TASK MATERIAL:
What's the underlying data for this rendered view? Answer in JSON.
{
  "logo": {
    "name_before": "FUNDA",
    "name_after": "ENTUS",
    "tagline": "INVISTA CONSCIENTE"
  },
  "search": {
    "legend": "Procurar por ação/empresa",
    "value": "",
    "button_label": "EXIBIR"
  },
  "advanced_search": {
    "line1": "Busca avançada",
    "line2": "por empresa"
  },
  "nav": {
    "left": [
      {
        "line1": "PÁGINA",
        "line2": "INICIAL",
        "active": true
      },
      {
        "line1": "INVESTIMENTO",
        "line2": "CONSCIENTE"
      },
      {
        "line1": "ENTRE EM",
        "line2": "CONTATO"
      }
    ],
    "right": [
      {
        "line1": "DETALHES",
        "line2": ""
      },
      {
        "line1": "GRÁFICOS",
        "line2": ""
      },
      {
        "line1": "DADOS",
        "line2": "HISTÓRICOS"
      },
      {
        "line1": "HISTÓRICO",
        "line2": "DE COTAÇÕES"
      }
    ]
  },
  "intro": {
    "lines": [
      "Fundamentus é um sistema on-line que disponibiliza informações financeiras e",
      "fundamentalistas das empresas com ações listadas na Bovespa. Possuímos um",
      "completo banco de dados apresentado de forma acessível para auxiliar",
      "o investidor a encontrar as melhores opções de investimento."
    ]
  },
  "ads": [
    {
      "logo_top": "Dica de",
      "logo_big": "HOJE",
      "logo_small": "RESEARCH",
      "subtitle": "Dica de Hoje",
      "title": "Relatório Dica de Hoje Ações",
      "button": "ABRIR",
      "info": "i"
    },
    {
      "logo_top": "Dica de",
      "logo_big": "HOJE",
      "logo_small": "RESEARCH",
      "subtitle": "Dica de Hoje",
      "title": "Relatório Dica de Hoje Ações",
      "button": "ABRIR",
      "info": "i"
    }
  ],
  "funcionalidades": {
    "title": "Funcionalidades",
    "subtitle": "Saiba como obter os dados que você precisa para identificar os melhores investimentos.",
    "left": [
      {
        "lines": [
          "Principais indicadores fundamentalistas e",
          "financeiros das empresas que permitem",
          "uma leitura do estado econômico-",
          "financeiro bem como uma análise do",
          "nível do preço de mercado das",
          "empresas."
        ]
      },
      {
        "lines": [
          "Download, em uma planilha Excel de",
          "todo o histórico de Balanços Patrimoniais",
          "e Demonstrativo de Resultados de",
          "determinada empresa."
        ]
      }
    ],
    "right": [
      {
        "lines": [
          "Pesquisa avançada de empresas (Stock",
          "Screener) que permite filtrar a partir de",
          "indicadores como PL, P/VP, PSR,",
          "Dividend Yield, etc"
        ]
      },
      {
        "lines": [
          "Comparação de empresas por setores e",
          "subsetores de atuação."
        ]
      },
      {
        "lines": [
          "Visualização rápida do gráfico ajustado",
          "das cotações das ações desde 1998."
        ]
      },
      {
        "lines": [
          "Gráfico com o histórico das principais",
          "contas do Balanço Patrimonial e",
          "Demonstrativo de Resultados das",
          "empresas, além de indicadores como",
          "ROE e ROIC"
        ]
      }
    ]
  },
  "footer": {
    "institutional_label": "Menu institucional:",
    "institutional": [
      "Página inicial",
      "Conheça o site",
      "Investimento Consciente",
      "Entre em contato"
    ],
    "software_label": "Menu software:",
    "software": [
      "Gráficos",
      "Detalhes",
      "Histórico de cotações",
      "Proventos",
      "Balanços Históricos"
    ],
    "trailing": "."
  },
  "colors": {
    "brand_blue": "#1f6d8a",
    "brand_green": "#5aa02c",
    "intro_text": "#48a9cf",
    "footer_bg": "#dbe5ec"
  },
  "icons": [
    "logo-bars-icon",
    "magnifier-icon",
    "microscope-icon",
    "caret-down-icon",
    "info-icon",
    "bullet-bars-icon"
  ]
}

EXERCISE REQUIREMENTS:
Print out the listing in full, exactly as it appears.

PROBLEM SOLUTION:
What's the underlying data for this rendered view? Answer in JSON.
{
  "logo": {
    "name_before": "FUNDA",
    "name_after": "ENTUS",
    "tagline": "INVISTA CONSCIENTE"
  },
  "search": {
    "legend": "Procurar por ação/empresa",
    "value": "",
    "button_label": "EXIBIR"
  },
  "advanced_search": {
    "line1": "Busca avançada",
    "line2": "por empresa"
  },
  "nav": {
    "left": [
      {
        "line1": "PÁGINA",
        "line2": "INICIAL",
        "active": true
      },
      {
        "line1": "INVESTIMENTO",
        "line2": "CONSCIENTE"
      },
      {
        "line1": "ENTRE EM",
        "line2": "CONTATO"
      }
    ],
    "right": [
      {
        "line1": "DETALHES",
        "line2": ""
      },
      {
        "line1": "GRÁFICOS",
        "line2": ""
      },
      {
        "line1": "DADOS",
        "line2": "HISTÓRICOS"
      },
      {
        "line1": "HISTÓRICO",
        "line2": "DE COTAÇÕES"
      }
    ]
  },
  "intro": {
    "lines": [
      "Fundamentus é um sistema on-line que disponibiliza informações financeiras e",
      "fundamentalistas das empresas com ações listadas na Bovespa. Possuímos um",
      "completo banco de dados apresentado de forma acessível para auxiliar",
      "o investidor a encontrar as melhores opções de investimento."
    ]
  },
  "ads": [
    {
      "logo_top": "Dica de",
      "logo_big": "HOJE",
      "logo_small": "RESEARCH",
      "subtitle": "Dica de Hoje",
      "title": "Relatório Dica de Hoje Ações",
      "button": "ABRIR",
      "info": "i"
    },
    {
      "logo_top": "Dica de",
      "logo_big": "HOJE",
      "logo_small": "RESEARCH",
      "subtitle": "Dica de Hoje",
      "title": "Relatório Dica de Hoje Ações",
      "button": "ABRIR",
      "info": "i"
    }
  ],
  "funcionalidades": {
    "title": "Funcionalidades",
    "subtitle": "Saiba como obter os dados que você precisa para identificar os melhores investimentos.",
    "left": [
      {
        "lines": [
          "Principais indicadores fundamentalistas e",
          "financeiros das empresas que permitem",
          "uma leitura do estado econômico-",
          "financeiro bem como uma análise do",
          "nível do preço de mercado das",
          "empresas."
        ]
      },
      {
        "lines": [
          "Download, em uma planilha Excel de",
          "todo o histórico de Balanços Patrimoniais",
          "e Demonstrativo de Resultados de",
          "determinada empresa."
        ]
      }
    ],
    "right": [
      {
        "lines": [
          "Pesquisa avançada de empresas (Stock",
          "Screener) que permite filtrar a partir de",
          "indicadores como PL, P/VP, PSR,",
          "Dividend Yield, etc"
        ]
      },
      {
        "lines": [
          "Comparação de empresas por setores e",
          "subsetores de atuação."
        ]
      },
      {
        "lines": [
          "Visualização rápida do gráfico ajustado",
          "das cotações das ações desde 1998."
        ]
      },
      {
        "lines": [
          "Gráfico com o histórico das principais",
          "contas do Balanço Patrimonial e",
          "Demonstrativo de Resultados das",
          "empresas, além de indicadores como",
          "ROE e ROIC"
        ]
      }
    ]
  },
  "footer": {
    "institutional_label": "Menu institucional:",
    "institutional": [
      "Página inicial",
      "Conheça o site",
      "Investimento Consciente",
      "Entre em contato"
    ],
    "software_label": "Menu software:",
    "software": [
      "Gráficos",
      "Detalhes",
      "Histórico de cotações",
      "Proventos",
      "Balanços Históricos"
    ],
    "trailing": "."
  },
  "colors": {
    "brand_blue": "#1f6d8a",
    "brand_green": "#5aa02c",
    "intro_text": "#48a9cf",
    "footer_bg": "#dbe5ec"
  },
  "icons": [
    "logo-bars-icon",
    "magnifier-icon",
    "microscope-icon",
    "caret-down-icon",
    "info-icon",
    "bullet-bars-icon"
  ]
}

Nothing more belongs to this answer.